4. Solicit And Use Feedback.
Before you know how much power to give employees, you have to know what's important to customers. For instance, Sonic Innovations has two types of customers: users, often elderly and hearing impaired, and professional audiologists, who dispense its products. While a user may require an explanation of the difference between analog and digital hearing aids, an audiologist may have technical questions about programming. Knowing what's important to each type of customer is essential.
How do you find out what customers want? Listen and take notes, says Fred Wiersema, co-author of The Discipline of Market Leaders (Perseus Books) and editor of Customer Service (HarperBusiness). "The one thing that can make up for all deficiencies is being in touch with your customers," he says. That means using a variety of approaches to encourage customers' letters, calls and other feedback.
Use computer systems to record as much of this information as possible. Customers of Lenel Systems International, a security management systems firm in Pittsford, New York, are asked to provide an identification number when they call. Service reps then enter the number into computers to retrieve customer files, including all past problems reported regarding Lenel's software and hardware.
"[Our customer service database] has a tremendous amount of information," says Rudy Prokupets, the company's executive vice president of research and development, and chief technology officer. Lenel also uses its Web site to gather service data. Customers who access the site are prompted to enter a unique password, identifying themselves and funneling comments or complaints into their file. "We have a feedback area on the site," adds Prokupets. "And we make sure we respond to it."
Don't restrict yourself to computerized solutions, however. Wiersema recommends that entrepreneurs regularly call a few randomly selected customers and simply ask about the company's service. "Make sure you get directly in touch with the customer," advises Wiersema.
Prokupets agrees about the value of direct experience. "We like to send service people into the field to see real installations," he says. "Once they come back, they're changed people."
5. Pick The Right Customers.
Nothing will work if you're trying to serve the wrong customers. "Small businesses don't do a very good job of segmenting," says Zemke. "If you've been serving everybody and not thinking about who your core customers are, you're going to be in trouble when business changes."
Some customers are too demanding, reducing your ability to serve those who are more easily satisfied. Others are too small to make serving them worthwhile. To differentiate, says Zemke, "Define your core customer, the one you would live or die for. Figure out who's going to be the customer you'll go to the mat for, with all kinds of value-added services."
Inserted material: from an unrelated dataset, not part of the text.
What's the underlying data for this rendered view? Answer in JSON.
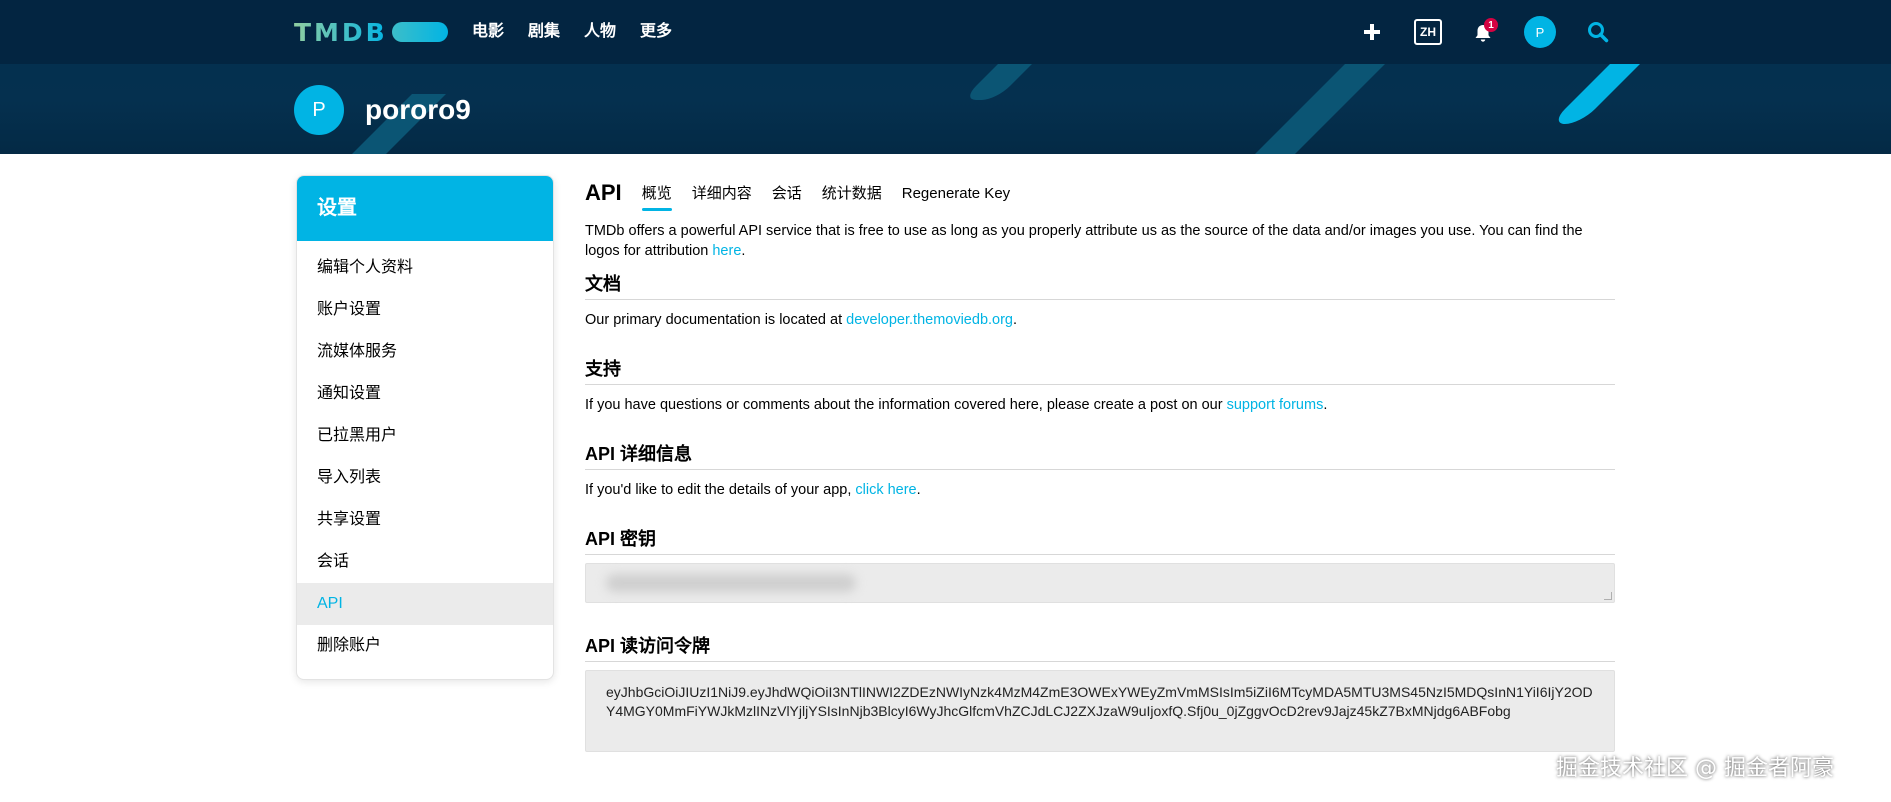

You can use data-based tools, such as projected lifetime revenues, to identify the best clients. Or, says Zemke, you can simply listen to your gut instincts. "Ask yourself, who would you go out in the middle of the night to make a delivery for?" he suggests. Then try to figure out what traits make those accounts so valuable to you, and match new prospects to the profile. Otherwise, warns Zemke, "You can spend an awful lot of time romancing marginal customers."
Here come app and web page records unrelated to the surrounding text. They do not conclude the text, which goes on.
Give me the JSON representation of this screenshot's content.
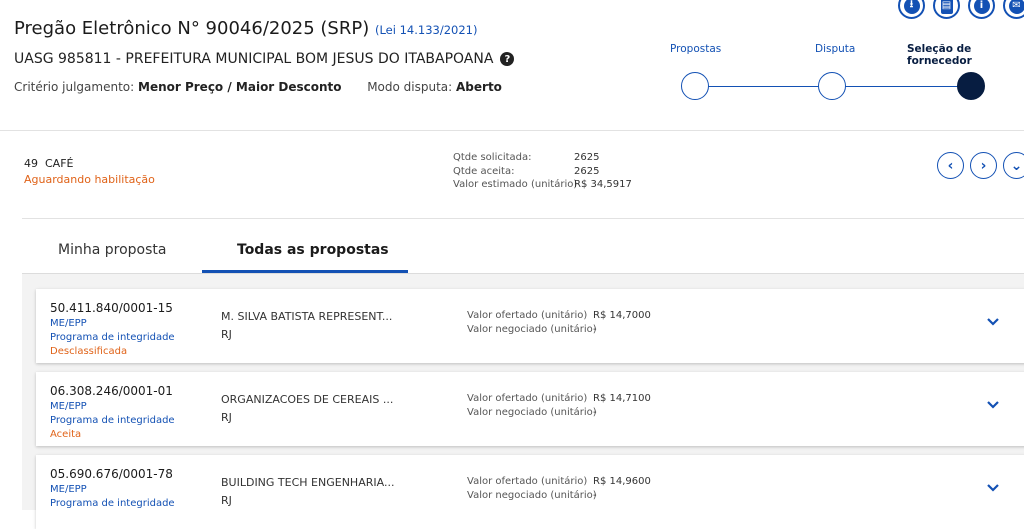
{
  "header": {
    "title": "Pregão Eletrônico N° 90046/2025 (SRP)",
    "law_link": "(Lei 14.133/2021)",
    "uasg": "UASG 985811 - PREFEITURA MUNICIPAL BOM JESUS DO ITABAPOANA",
    "criteria_label": "Critério julgamento:",
    "criteria_value": "Menor Preço / Maior Desconto",
    "mode_label": "Modo disputa:",
    "mode_value": "Aberto",
    "accent_color": "#1351b4",
    "top_icons": [
      "download-icon",
      "clipboard-icon",
      "info-icon",
      "mail-icon"
    ]
  },
  "stepper": {
    "steps": [
      {
        "label": "Propostas",
        "state": "pending"
      },
      {
        "label": "Disputa",
        "state": "pending"
      },
      {
        "label": "Seleção de fornecedor",
        "state": "active"
      }
    ]
  },
  "item": {
    "number": "49",
    "name": "CAFÉ",
    "status": "Aguardando habilitação",
    "qty_requested_label": "Qtde solicitada:",
    "qty_requested": "2625",
    "qty_accepted_label": "Qtde aceita:",
    "qty_accepted": "2625",
    "estimated_label": "Valor estimado (unitário)",
    "estimated_value": "R$ 34,5917"
  },
  "tabs": [
    {
      "label": "Minha proposta",
      "active": false
    },
    {
      "label": "Todas as propostas",
      "active": true
    }
  ],
  "proposals": [
    {
      "cnpj": "50.411.840/0001-15",
      "size": "ME/EPP",
      "integrity": "Programa de integridade",
      "status": "Desclassificada",
      "company": "M. SILVA BATISTA REPRESENT...",
      "uf": "RJ",
      "offered_label": "Valor ofertado (unitário)",
      "offered_value": "R$ 14,7000",
      "negotiated_label": "Valor negociado (unitário)",
      "negotiated_value": "-"
    },
    {
      "cnpj": "06.308.246/0001-01",
      "size": "ME/EPP",
      "integrity": "Programa de integridade",
      "status": "Aceita",
      "company": "ORGANIZACOES DE CEREAIS ...",
      "uf": "RJ",
      "offered_label": "Valor ofertado (unitário)",
      "offered_value": "R$ 14,7100",
      "negotiated_label": "Valor negociado (unitário)",
      "negotiated_value": "-"
    },
    {
      "cnpj": "05.690.676/0001-78",
      "size": "ME/EPP",
      "integrity": "Programa de integridade",
      "status": "",
      "company": "BUILDING TECH ENGENHARIA...",
      "uf": "RJ",
      "offered_label": "Valor ofertado (unitário)",
      "offered_value": "R$ 14,9600",
      "negotiated_label": "Valor negociado (unitário)",
      "negotiated_value": "-"
    }
  ]
}
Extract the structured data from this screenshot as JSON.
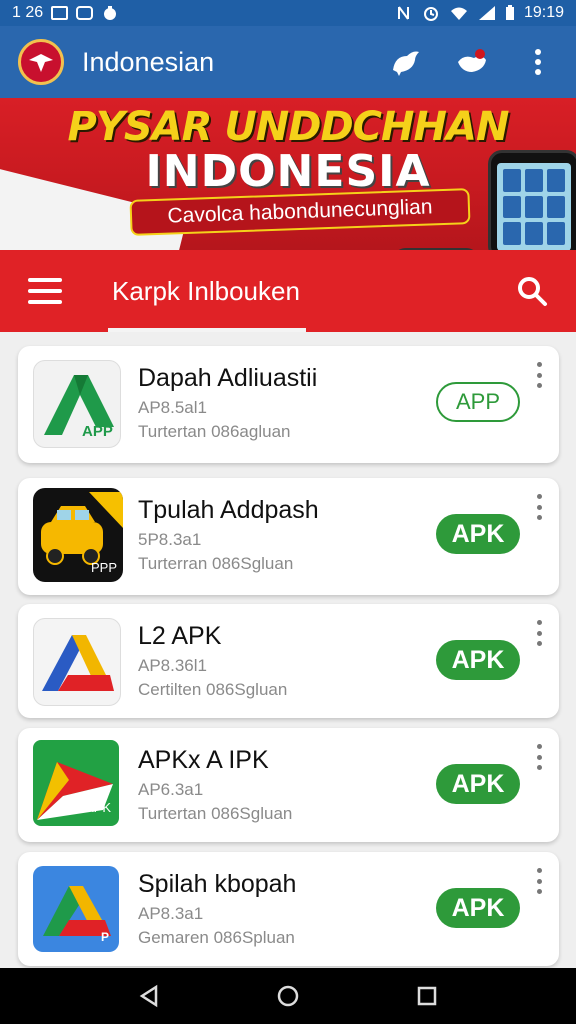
{
  "status_bar": {
    "left_text": "1 26",
    "time": "19:19"
  },
  "app_bar": {
    "title": "Indonesian"
  },
  "banner": {
    "headline": "PYSAR UNDDCHHAN",
    "subheadline": "INDONESIA",
    "tagline": "Cavolca habondunecunglian"
  },
  "toolbar": {
    "title": "Karpk Inlbouken"
  },
  "apps": [
    {
      "name": "Dapah Adliuastii",
      "version": "AP8.5al1",
      "publisher": "Turtertan 086agluan",
      "button": "APP",
      "button_style": "outline"
    },
    {
      "name": "Tpulah Addpash",
      "version": "5P8.3a1",
      "publisher": "Turterran 086Sgluan",
      "button": "APK",
      "button_style": "solid",
      "thumb_text": "PPP"
    },
    {
      "name": "L2 APK",
      "version": "AP8.36l1",
      "publisher": "Certilten 086Sgluan",
      "button": "APK",
      "button_style": "solid"
    },
    {
      "name": "APKx A IPK",
      "version": "AP6.3a1",
      "publisher": "Turtertan 086Sgluan",
      "button": "APK",
      "button_style": "solid",
      "thumb_text": "APK"
    },
    {
      "name": "Spilah kbopah",
      "version": "AP8.3a1",
      "publisher": "Gemaren 086Spluan",
      "button": "APK",
      "button_style": "solid",
      "thumb_text": "P"
    }
  ],
  "thumb1_text": "APP",
  "colors": {
    "status_bar": "#1f5fa6",
    "app_bar": "#2a67ae",
    "toolbar": "#e02226",
    "button_green": "#2e9a3a"
  }
}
Baron says Socket uses two traits to decide whether customers can be successfully served. First, customers must have products or services that are likely to be successful. "If we feel their expectations are out of line with what they have to offer, we decide then and there it's not a good fit," he says.
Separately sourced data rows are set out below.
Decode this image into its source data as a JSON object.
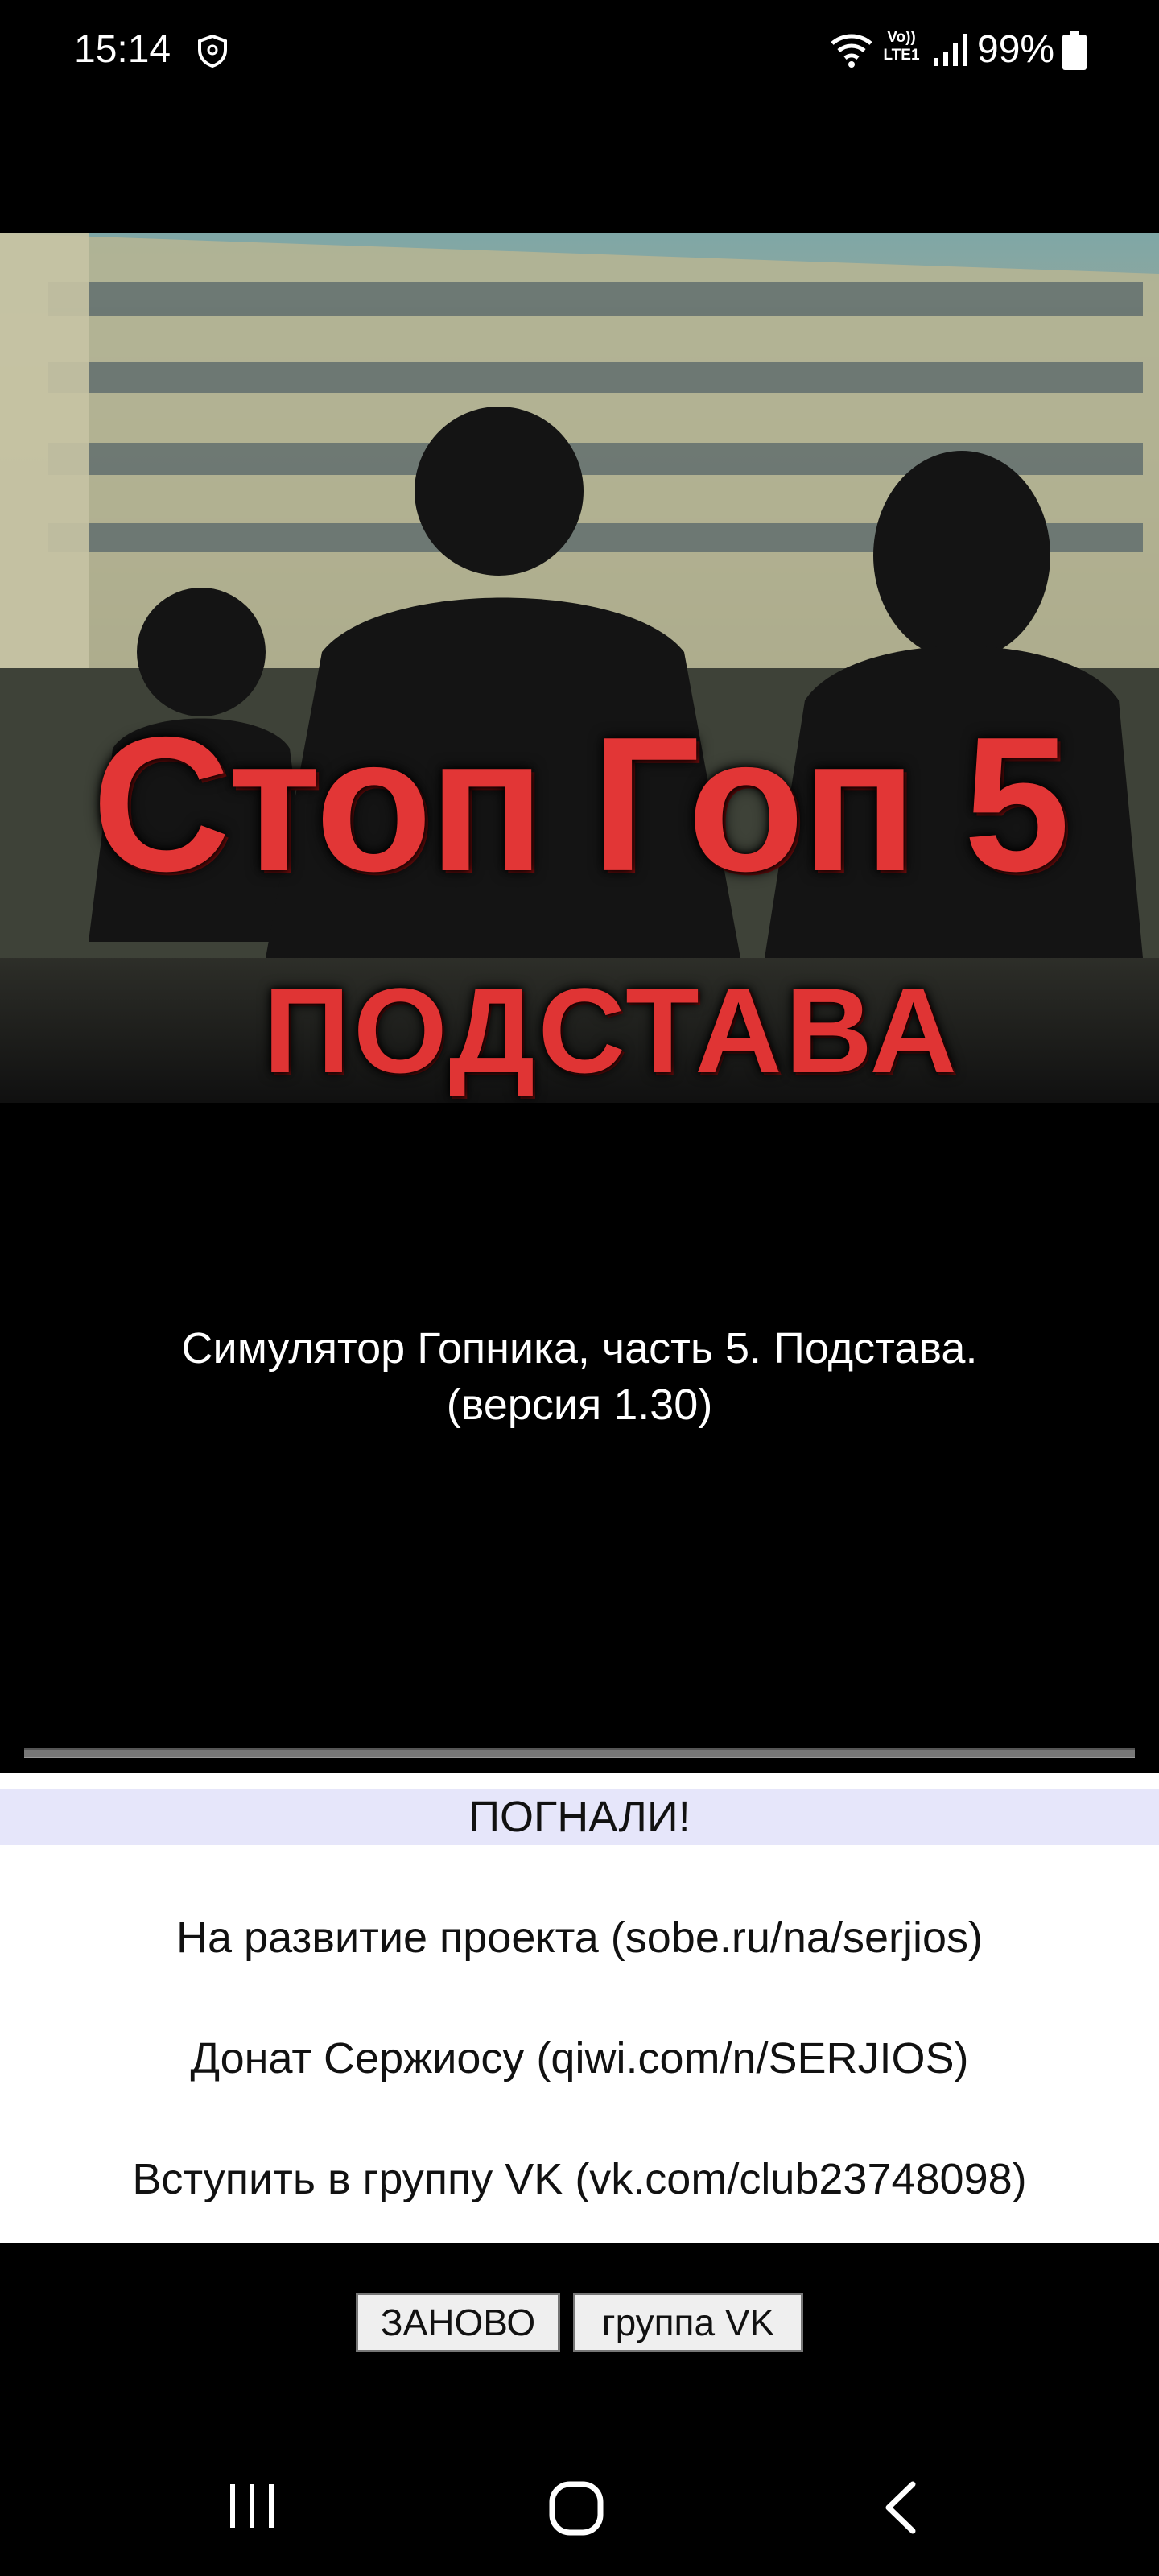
{
  "status_bar": {
    "time": "15:14",
    "network_label": "Vo)) LTE1",
    "battery": "99%"
  },
  "banner": {
    "title": "Стоп Гоп 5",
    "subtitle": "ПОДСТАВА"
  },
  "description": {
    "line1": "Симулятор Гопника, часть 5. Подстава.",
    "line2": "(версия 1.30)"
  },
  "menu": {
    "start": "ПОГНАЛИ!",
    "items": [
      "На развитие проекта (sobe.ru/na/serjios)",
      "Донат Сержиосу (qiwi.com/n/SERJIOS)",
      "Вступить в группу VK (vk.com/club23748098)"
    ]
  },
  "buttons": {
    "restart": "ЗАНОВО",
    "vk_group": "группа VK"
  },
  "colors": {
    "accent_red": "#e23636",
    "start_highlight": "#e6e6fa",
    "background": "#000000"
  }
}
Equally important, Socket clients must be people who are easy to work with. "If we have a customer who's hard on our employees, we walk," Baron says. "We put our people first."